The orchestra for the Beethoven concerto was smaller, and although I could hear both piano and orchestra just fine, I wanted to be a little closer to the stage – especially during the finale. None of the details got lost, but the edges of the notes were softened: I felt like I was hearing more reverb or resonance than I might have if seated closer in and lower down. This is not necessarily a bad thing. During the first movement of the Shostakovich, I noticed that softening effect meant that, for example, all the violins tended to blend together – you really get a sense that the sound produced by tens of violins from a large distance is a completely different animal than one violin right up close. But anyway. Distance or not, I was very absorbed in Uchida’s Beethoven. It was one of those performances where you reach the end and you realize just how deeply you’ve been sucked into it. Even from the way back of the balcony, the cadenza of the first movement, and the shape of the relatively short second movement – this is some serious piano playing.

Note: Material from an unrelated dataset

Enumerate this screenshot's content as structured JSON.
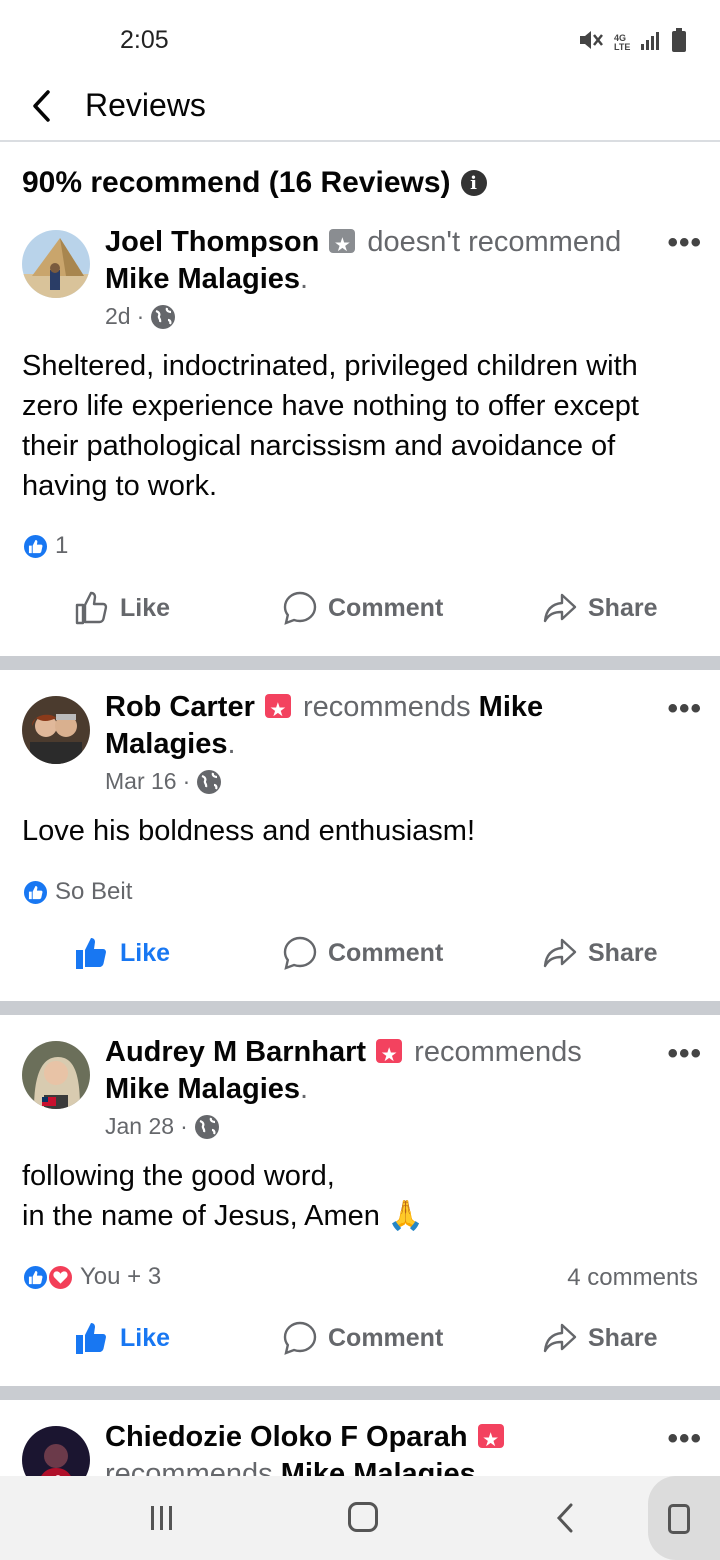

With the Shostakovich symphony I definitely did not need to be any closer than I was. This piece can be and in this case was blindingly intense, and one thing I do like about large concert halls like this one is the sheer range of sound. The finale of this symphony is huge, but in the movement just preceding it, the largo, you can hear even the softest of the violin bits. The contrast in scale is amazing. (Also, hearing a big symphony orchestra from far above is pretty neat – during the first movement, I was listening with my eyes closed, and the contrast between all the strings, and then all the winds, is much greater than you get a sense of on recordings, and you can hear where everything is on the stage very sharply.) I haven’t heard this piece enough times to say that I have absorbed it, but it’s interesting how you can tell when the people performing it have. There is a quality to a well thought out interpretation that you can hear even if you don’t know the piece itself well enough to pick out what makes the interpretation distinct from others. As with the Beethoven, it was only when we got to the end of it that I found myself thinking about how much sense it made.